Nothing can make our life, or the lives of other people, more beautiful than perpetual kindness,” Leo Tolstoy — a man of colossal compassion and blind spots — wrote whileas it neared its end. Practice kindness all day to everybody, and you will realize you’re already in heaven now,” Jack Kerouac half-resolved, half-instructed an epoch later in a to his first wife and lifelong friend. Of course, even the best-intentioned of us are not capable of perpetual kindness or being our most elevated selves all day with everybody.
Discontinuous and self-contradictory, even under the safest and sanest circumstances, human beings are not wired for constancy of feeling, conduct, or selfhood. If you have not watched yourself, helpless and horrified, transform into an ill-tempered child with a loved one or the unsuspectingthe produce aisle with his basket of bok choy, you have not lived. When the world grows unsafe, when life charges at us with its stresses and sorrows, our devotion to kindness can short-circuit with alarming ease.
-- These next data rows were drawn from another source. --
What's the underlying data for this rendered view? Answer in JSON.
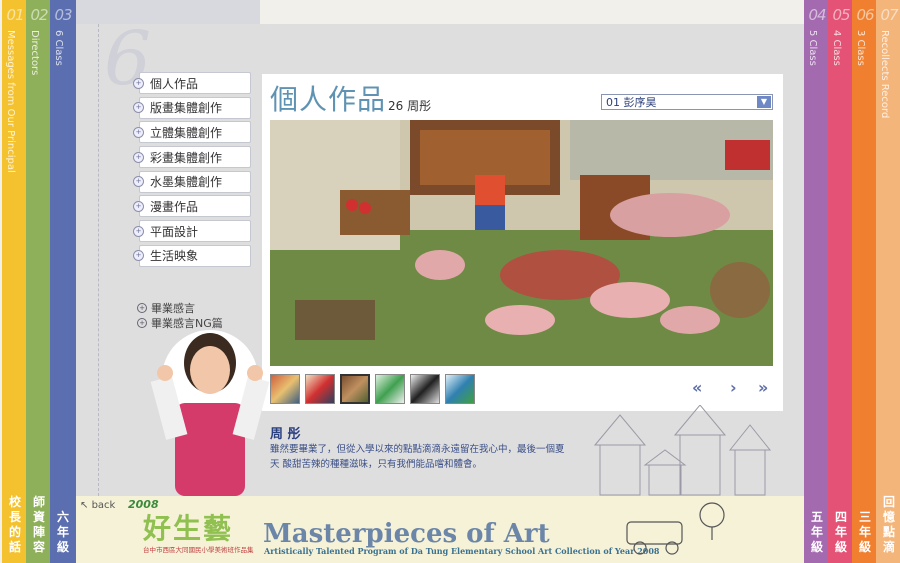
{
  "left_tabs": [
    {
      "num": "01",
      "en": "Messages from Our Principal",
      "zh": [
        "校",
        "長",
        "的",
        "話"
      ],
      "color": "#f5c22f"
    },
    {
      "num": "02",
      "en": "Directors",
      "zh": [
        "師",
        "資",
        "陣",
        "容"
      ],
      "color": "#8fb05a"
    },
    {
      "num": "03",
      "en": "6 Class",
      "zh": [
        "六",
        "年",
        "級"
      ],
      "color": "#5b6eb0"
    }
  ],
  "right_tabs": [
    {
      "num": "04",
      "en": "5 Class",
      "zh": [
        "五",
        "年",
        "級"
      ],
      "color": "#a36ab0"
    },
    {
      "num": "05",
      "en": "4 Class",
      "zh": [
        "四",
        "年",
        "級"
      ],
      "color": "#e45275"
    },
    {
      "num": "06",
      "en": "3 Class",
      "zh": [
        "三",
        "年",
        "級"
      ],
      "color": "#f08030"
    },
    {
      "num": "07",
      "en": "Recollects Record",
      "zh": [
        "回",
        "憶",
        "點",
        "滴"
      ],
      "color": "#f4b57a"
    }
  ],
  "big_number": "6",
  "menu": [
    "個人作品",
    "版畫集體創作",
    "立體集體創作",
    "彩畫集體創作",
    "水墨集體創作",
    "漫畫作品",
    "平面設計",
    "生活映象"
  ],
  "submenu": [
    "畢業感言",
    "畢業感言NG篇"
  ],
  "section_title": "個人作品",
  "student_count": "26 周彤",
  "selected_student": "01 彭序昊",
  "artist_name": "周 彤",
  "description": "雖然要畢業了，但從入學以來的點點滴滴永遠留在我心中，最後一個夏天 酸甜苦辣的種種滋味，只有我們能品嚐和體會。",
  "nav": {
    "first": "«",
    "next": "›",
    "last": "»"
  },
  "footer": {
    "back": "back",
    "year": "2008",
    "logo": "好生藝",
    "logo_sub": "台中市西區大同國民小學美術班作品集",
    "title": "Masterpieces of Art",
    "subtitle": "Artistically Talented Program of Da Tung Elementary School Art Collection of Year 2008"
  },
  "colors": {
    "title": "#5f93b3",
    "accent": "#5f6fa8"
  }
}
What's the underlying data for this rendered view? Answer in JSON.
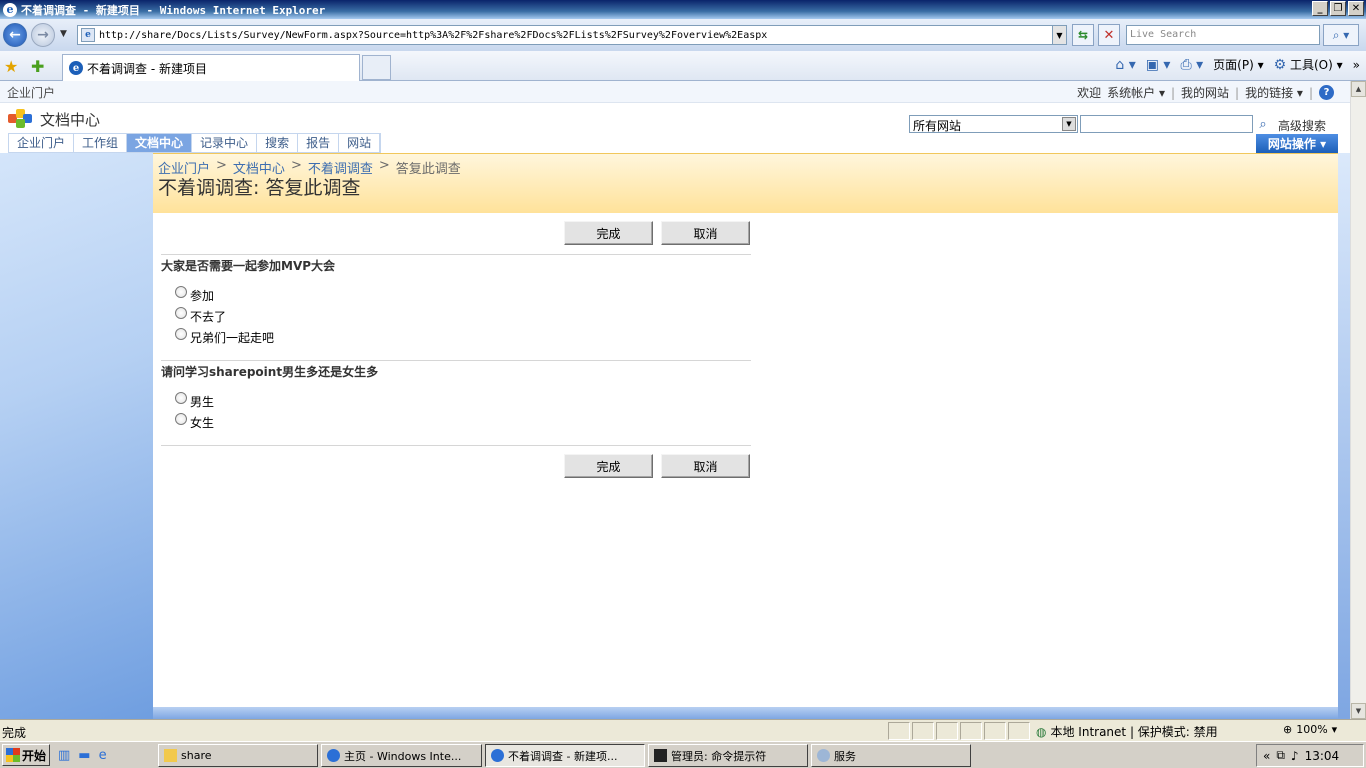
{
  "window": {
    "title": "不着调调查 - 新建项目 - Windows Internet Explorer",
    "buttons": [
      "_",
      "❐",
      "✕"
    ]
  },
  "addressbar": {
    "url": "http://share/Docs/Lists/Survey/NewForm.aspx?Source=http%3A%2F%2Fshare%2FDocs%2FLists%2FSurvey%2Foverview%2Easpx",
    "search_placeholder": "Live Search"
  },
  "tab": {
    "label": "不着调调查 - 新建项目"
  },
  "commandbar": {
    "page": "页面(P)",
    "tools": "工具(O)"
  },
  "sharepoint": {
    "portal": "企业门户",
    "welcome": "欢迎",
    "account": "系统帐户",
    "my_site": "我的网站",
    "my_links": "我的链接",
    "site_name": "文档中心",
    "search_scope": "所有网站",
    "advanced_search": "高级搜索",
    "nav": [
      "企业门户",
      "工作组",
      "文档中心",
      "记录中心",
      "搜索",
      "报告",
      "网站"
    ],
    "site_actions": "网站操作"
  },
  "page": {
    "breadcrumb": [
      "企业门户",
      "文档中心",
      "不着调调查",
      "答复此调查"
    ],
    "title": "不着调调查: 答复此调查",
    "finish_label": "完成",
    "cancel_label": "取消",
    "questions": [
      {
        "text": "大家是否需要一起参加MVP大会",
        "options": [
          "参加",
          "不去了",
          "兄弟们一起走吧"
        ]
      },
      {
        "text": "请问学习sharepoint男生多还是女生多",
        "options": [
          "男生",
          "女生"
        ]
      }
    ]
  },
  "statusbar": {
    "status": "完成",
    "zone": "本地 Intranet | 保护模式: 禁用",
    "zoom": "100%"
  },
  "taskbar": {
    "start": "开始",
    "tasks": [
      "share",
      "主页 - Windows Inte...",
      "不着调调查 - 新建项...",
      "管理员: 命令提示符",
      "服务"
    ],
    "clock": "13:04"
  }
}
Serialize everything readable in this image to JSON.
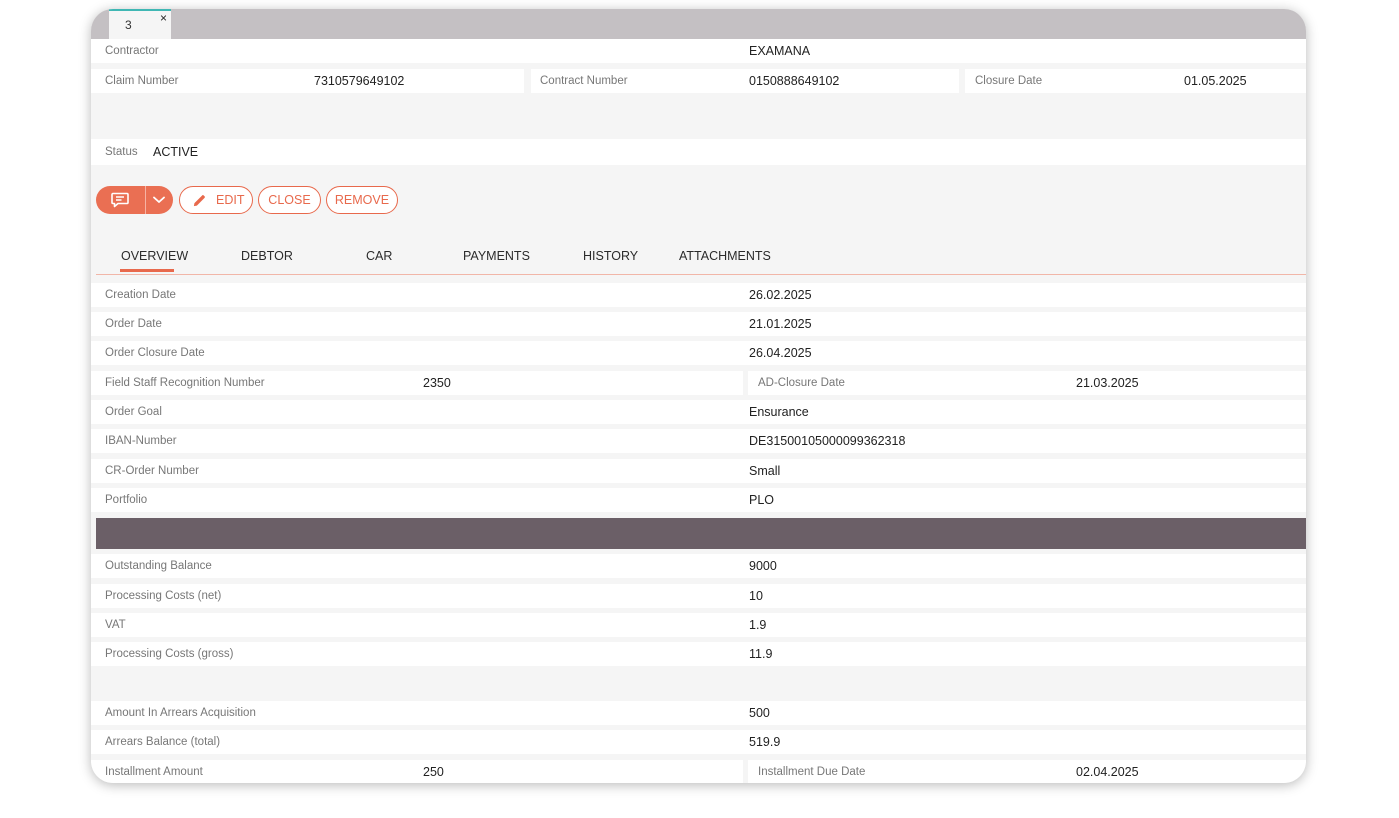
{
  "tab": {
    "label": "3",
    "close": "×"
  },
  "header": {
    "contractor": {
      "label": "Contractor",
      "value": "EXAMANA"
    },
    "claim_number": {
      "label": "Claim Number",
      "value": "7310579649102"
    },
    "contract_number": {
      "label": "Contract Number",
      "value": "0150888649102"
    },
    "closure_date": {
      "label": "Closure Date",
      "value": "01.05.2025"
    },
    "status": {
      "label": "Status",
      "value": "ACTIVE"
    }
  },
  "actions": {
    "edit": "EDIT",
    "close": "CLOSE",
    "remove": "REMOVE"
  },
  "tabs": [
    "OVERVIEW",
    "DEBTOR",
    "CAR",
    "PAYMENTS",
    "HISTORY",
    "ATTACHMENTS"
  ],
  "overview": {
    "creation_date": {
      "label": "Creation Date",
      "value": "26.02.2025"
    },
    "order_date": {
      "label": "Order Date",
      "value": "21.01.2025"
    },
    "order_closure_date": {
      "label": "Order Closure Date",
      "value": "26.04.2025"
    },
    "field_staff": {
      "label": "Field Staff Recognition Number",
      "value": "2350"
    },
    "ad_closure": {
      "label": "AD-Closure Date",
      "value": "21.03.2025"
    },
    "order_goal": {
      "label": "Order Goal",
      "value": "Ensurance"
    },
    "iban": {
      "label": "IBAN-Number",
      "value": "DE31500105000099362318"
    },
    "cr_order": {
      "label": "CR-Order Number",
      "value": "Small"
    },
    "portfolio": {
      "label": "Portfolio",
      "value": "PLO"
    }
  },
  "financials": {
    "outstanding_balance": {
      "label": "Outstanding Balance",
      "value": "9000"
    },
    "processing_net": {
      "label": "Processing Costs (net)",
      "value": "10"
    },
    "vat": {
      "label": "VAT",
      "value": "1.9"
    },
    "processing_gross": {
      "label": "Processing Costs (gross)",
      "value": "11.9"
    },
    "arrears_acq": {
      "label": "Amount In Arrears Acquisition",
      "value": "500"
    },
    "arrears_total": {
      "label": "Arrears Balance (total)",
      "value": "519.9"
    },
    "installment_amount": {
      "label": "Installment Amount",
      "value": "250"
    },
    "installment_due": {
      "label": "Installment Due Date",
      "value": "02.04.2025"
    }
  },
  "colors": {
    "accent": "#e8694c",
    "section_bar": "#6b5f67",
    "tab_bar": "#c4c0c3",
    "tab_indicator": "#3fb7b4"
  },
  "icons": {
    "comment": "comment-icon",
    "dropdown": "chevron-down-icon",
    "edit": "pencil-icon"
  }
}
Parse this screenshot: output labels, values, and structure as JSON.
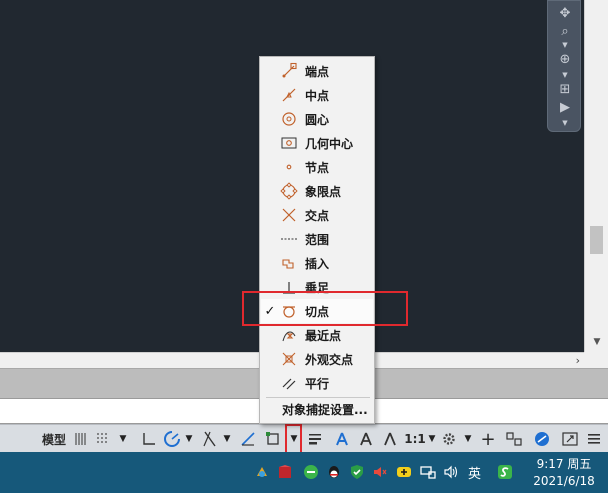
{
  "menu": {
    "items": [
      {
        "label": "端点",
        "icon": "endpoint-icon",
        "checked": false
      },
      {
        "label": "中点",
        "icon": "midpoint-icon",
        "checked": false
      },
      {
        "label": "圆心",
        "icon": "center-icon",
        "checked": false
      },
      {
        "label": "几何中心",
        "icon": "geometric-center-icon",
        "checked": false
      },
      {
        "label": "节点",
        "icon": "node-icon",
        "checked": false
      },
      {
        "label": "象限点",
        "icon": "quadrant-icon",
        "checked": false
      },
      {
        "label": "交点",
        "icon": "intersection-icon",
        "checked": false
      },
      {
        "label": "范围",
        "icon": "extension-icon",
        "checked": false
      },
      {
        "label": "插入",
        "icon": "insertion-icon",
        "checked": false
      },
      {
        "label": "垂足",
        "icon": "perpendicular-icon",
        "checked": false
      },
      {
        "label": "切点",
        "icon": "tangent-icon",
        "checked": true
      },
      {
        "label": "最近点",
        "icon": "nearest-icon",
        "checked": false
      },
      {
        "label": "外观交点",
        "icon": "apparent-intersection-icon",
        "checked": false
      },
      {
        "label": "平行",
        "icon": "parallel-icon",
        "checked": false
      }
    ],
    "settings_label": "对象捕捉设置...",
    "check_glyph": "✓"
  },
  "statusbar": {
    "model_label": "模型",
    "scale_label": "1:1"
  },
  "taskbar": {
    "ime_label": "英",
    "time": "9:17 周五",
    "date": "2021/6/18"
  },
  "colors": {
    "canvas": "#212830",
    "accent_red": "#e0292e",
    "taskbar": "#16587a",
    "snap_icon": "#c0602a",
    "blue_icon": "#1f6fd1"
  }
}
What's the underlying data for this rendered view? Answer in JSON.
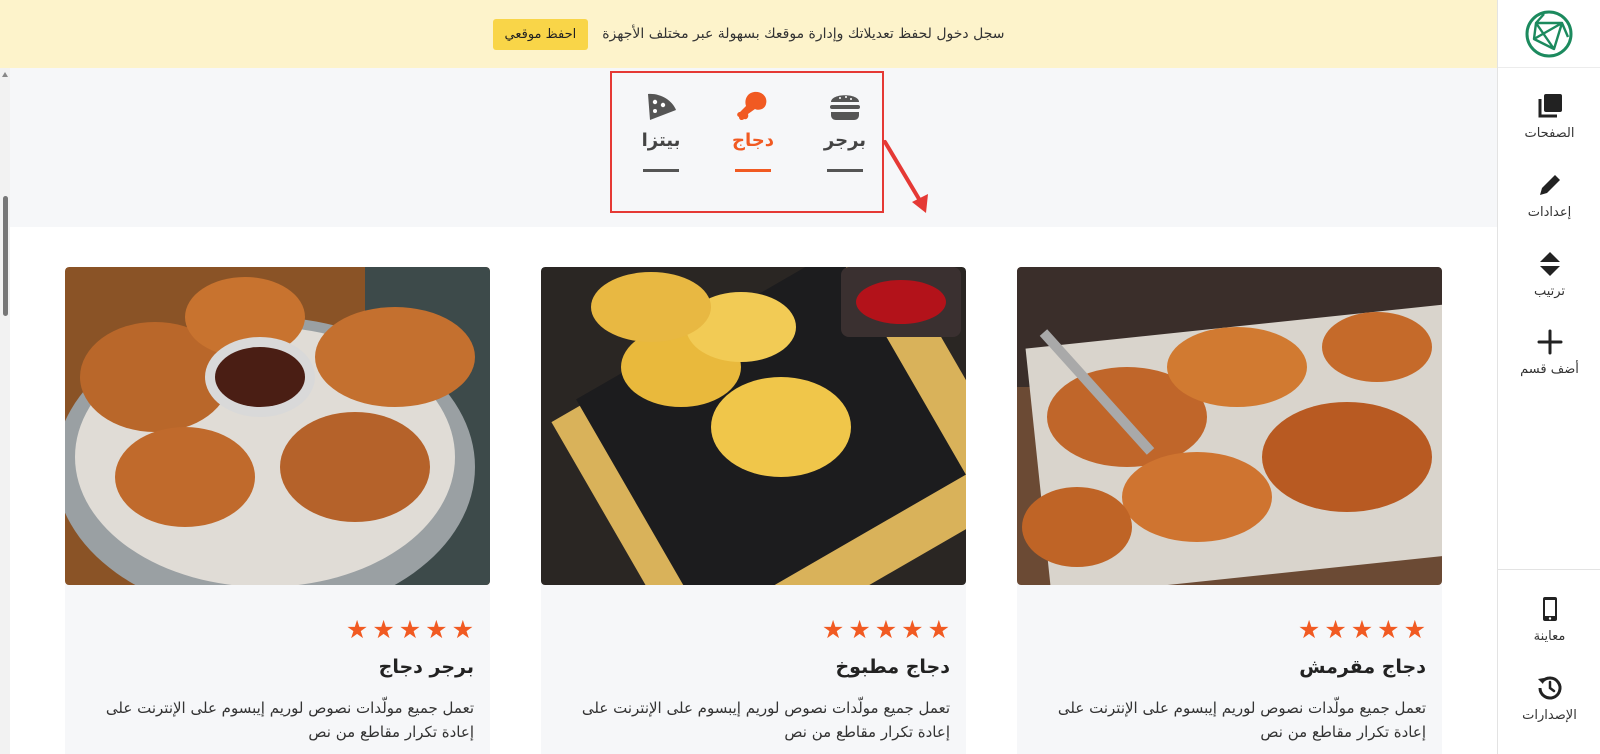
{
  "notice": {
    "message": "سجل دخول لحفظ تعديلاتك وإدارة موقعك بسهولة عبر مختلف الأجهزة",
    "save_label": "احفظ موقعي"
  },
  "sidebar": {
    "items": [
      {
        "label": "الصفحات",
        "icon": "pages-icon"
      },
      {
        "label": "إعدادات",
        "icon": "pencil-icon"
      },
      {
        "label": "ترتيب",
        "icon": "sort-icon"
      },
      {
        "label": "أضف قسم",
        "icon": "plus-icon"
      },
      {
        "label": "معاينة",
        "icon": "mobile-icon"
      },
      {
        "label": "الإصدارات",
        "icon": "history-icon"
      }
    ]
  },
  "tabs": [
    {
      "label": "برجر",
      "icon": "burger-icon",
      "active": false
    },
    {
      "label": "دجاج",
      "icon": "chicken-leg-icon",
      "active": true
    },
    {
      "label": "بيتزا",
      "icon": "pizza-icon",
      "active": false
    }
  ],
  "colors": {
    "accent": "#f15a22",
    "notice_bg": "#fdf3cb",
    "button": "#f9d548",
    "highlight": "#e53935"
  },
  "cards": [
    {
      "title": "دجاج مقرمش",
      "rating": 5,
      "desc_line1": "تعمل جميع مولّدات نصوص لوريم إيبسوم على الإنترنت على",
      "desc_line2": "إعادة تكرار مقاطع من نص"
    },
    {
      "title": "دجاج مطبوخ",
      "rating": 5,
      "desc_line1": "تعمل جميع مولّدات نصوص لوريم إيبسوم على الإنترنت على",
      "desc_line2": "إعادة تكرار مقاطع من نص"
    },
    {
      "title": "برجر دجاج",
      "rating": 5,
      "desc_line1": "تعمل جميع مولّدات نصوص لوريم إيبسوم على الإنترنت على",
      "desc_line2": "إعادة تكرار مقاطع من نص"
    }
  ]
}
Yet, paradoxically, we often calibrate and supercharge our capacity for kindness in the laboratory of loss and uncertainty And it is always, as Kerouac intuited, a practice.
In 1978, drawing on a, Naomi Shihab Nye captured this problematic, beautiful, redemptive transmutation of fear into kindness in a poem of uncommon soulfulness and an empathic wingspan that has since become a classic — a classic now part of Edward Hirsch’s finely curated anthology ( ); a classic reimagined in a lovely short film by illustrator and my friends at the :
by Naomi Shihab Nye
what kindness is
it would help if you lost things,
feel the future dissolve in a moment
like salt in a weakened broth.
What you ,
what you counted and carefully saved,
all this must go so you
how desolate the landscape can be
between the regions of kindness.
How you ride and ride
thinking the bus will never stop,
the passengers eating maize and chicken
will stare out the forever.
Before you learn the tender gravity of kindness,
it would help if you traveled in a white poncho
You must see how this could be you,
how he, too, was someone
who journeyed through the night with plans
and the simple breath that kept him alive.
you must .
It would help if you woke up with sorrow.
You to it till your voice
catches the thread of all sorrows
and you see the size of the cloth.
Then it is only kindness that makes sense anymore,
only service that ties your shoes
and and purchase bread,
only heart that raises its head
from the crowd of the
It is I you have been looking for,
and then goes with you everywhere
like a shadow or a friend.
Complement with a fascinating cultural history of, Jacqueline Woodson’s letter to children about empathy, and George Sand’s — a poignant parable about choosing kindness and generosity over cynicism and fear — then revisit other soul-broadening animated poems: by Marie Howe, by Linda France, and by Wendell Berry.